PROVIDED DATA –
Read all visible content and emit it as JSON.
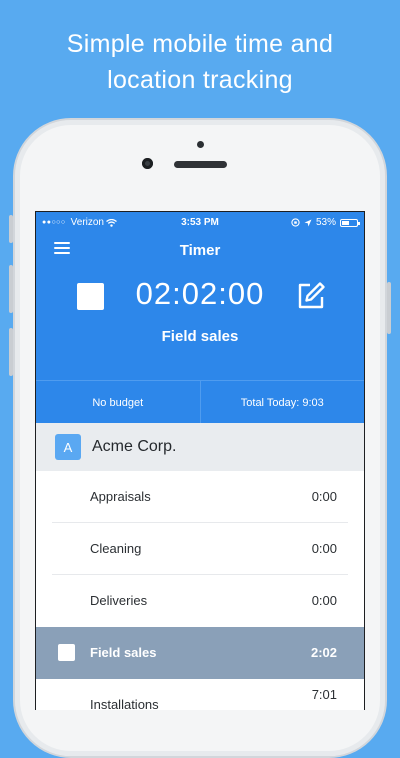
{
  "headline": {
    "line1": "Simple mobile time and",
    "line2": "location tracking"
  },
  "status_bar": {
    "signal": "●●○○○",
    "carrier": "Verizon",
    "time": "3:53 PM",
    "battery": "53%",
    "battery_fraction": 0.53
  },
  "header": {
    "title": "Timer",
    "menu_icon": "hamburger-menu-icon"
  },
  "timer": {
    "elapsed": "02:02:00",
    "activity": "Field sales",
    "stop_icon": "stop-icon",
    "edit_icon": "edit-icon"
  },
  "stats": {
    "budget": "No budget",
    "total_today": "Total Today: 9:03"
  },
  "client": {
    "initial": "A",
    "name": "Acme Corp."
  },
  "tasks": [
    {
      "label": "Appraisals",
      "time": "0:00"
    },
    {
      "label": "Cleaning",
      "time": "0:00"
    },
    {
      "label": "Deliveries",
      "time": "0:00"
    },
    {
      "label": "Field sales",
      "time": "2:02"
    },
    {
      "label": "Installations",
      "time": "7:01"
    }
  ],
  "colors": {
    "background": "#58aaf0",
    "app_blue": "#2d87ea",
    "active_row": "#8aa0b8",
    "client_bg": "#e9ecef"
  }
}
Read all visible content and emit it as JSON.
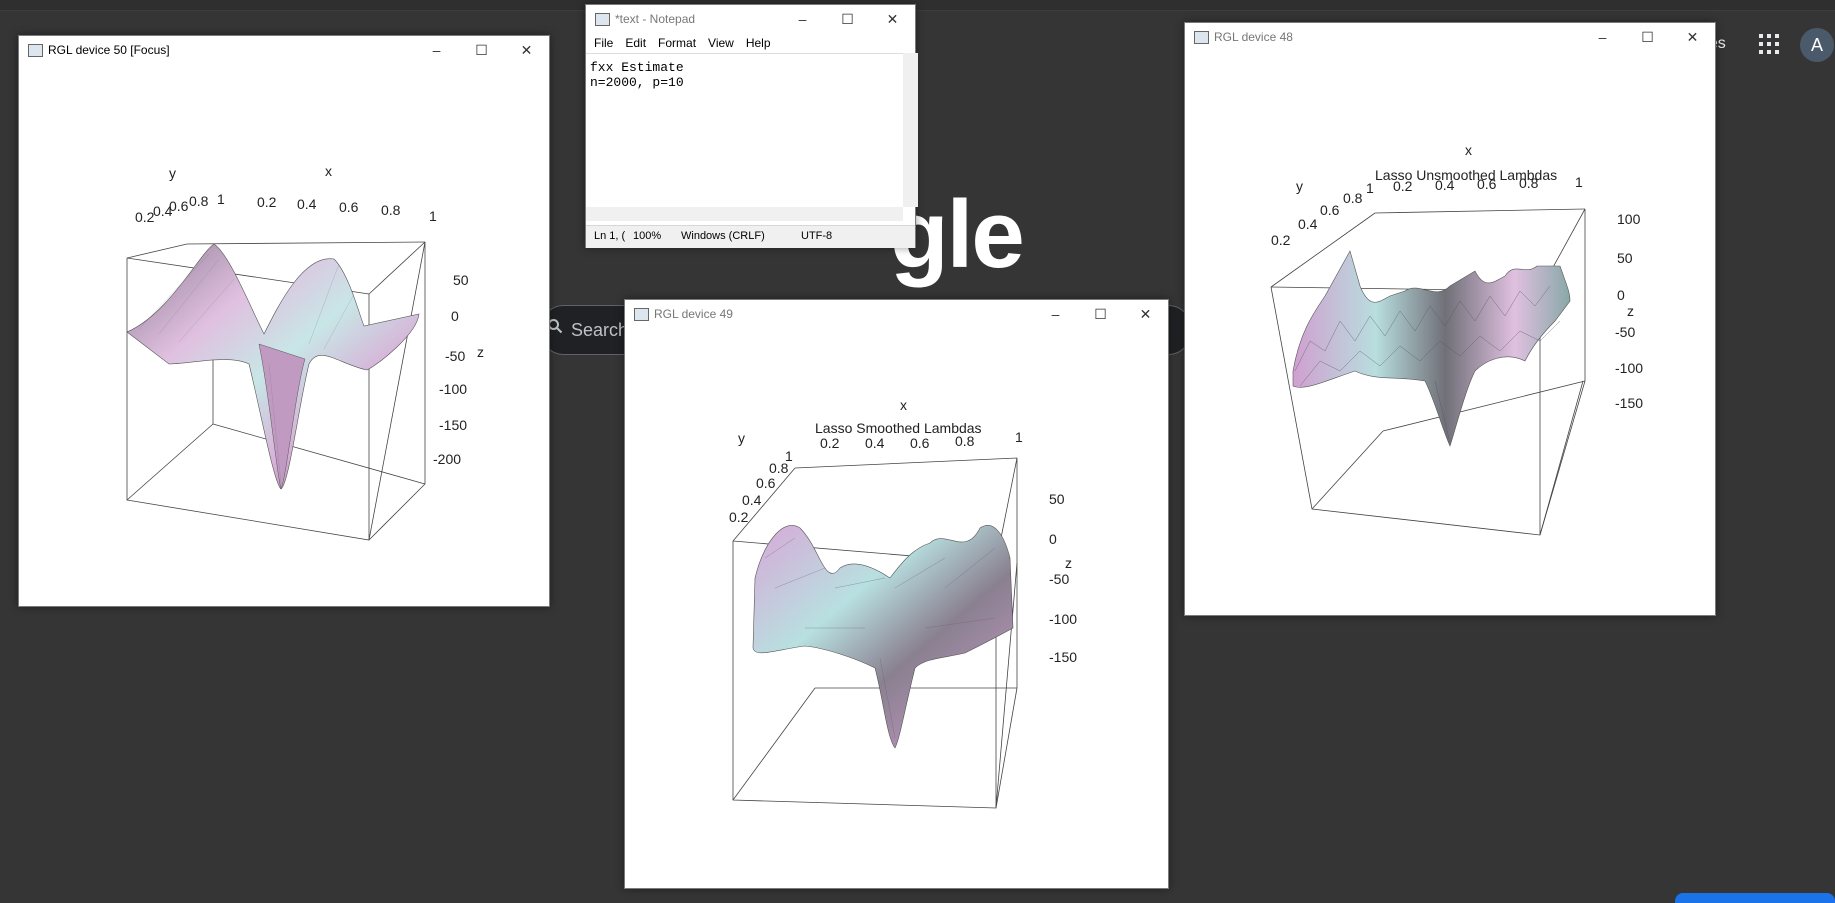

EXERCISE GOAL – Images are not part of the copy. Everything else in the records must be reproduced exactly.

SOLUTION BELOW –
Read all visible content and emit it as JSON.
{
  "headline": {
    "line1": "Simple mobile time and",
    "line2": "location tracking"
  },
  "status_bar": {
    "signal": "●●○○○",
    "carrier": "Verizon",
    "time": "3:53 PM",
    "battery": "53%",
    "battery_fraction": 0.53
  },
  "header": {
    "title": "Timer",
    "menu_icon": "hamburger-menu-icon"
  },
  "timer": {
    "elapsed": "02:02:00",
    "activity": "Field sales",
    "stop_icon": "stop-icon",
    "edit_icon": "edit-icon"
  },
  "stats": {
    "budget": "No budget",
    "total_today": "Total Today: 9:03"
  },
  "client": {
    "initial": "A",
    "name": "Acme Corp."
  },
  "tasks": [
    {
      "label": "Appraisals",
      "time": "0:00"
    },
    {
      "label": "Cleaning",
      "time": "0:00"
    },
    {
      "label": "Deliveries",
      "time": "0:00"
    },
    {
      "label": "Field sales",
      "time": "2:02"
    },
    {
      "label": "Installations",
      "time": "7:01"
    }
  ],
  "colors": {
    "background": "#58aaf0",
    "app_blue": "#2d87ea",
    "active_row": "#8aa0b8",
    "client_bg": "#e9ecef"
  }
}
Read all visible content and emit it as JSON.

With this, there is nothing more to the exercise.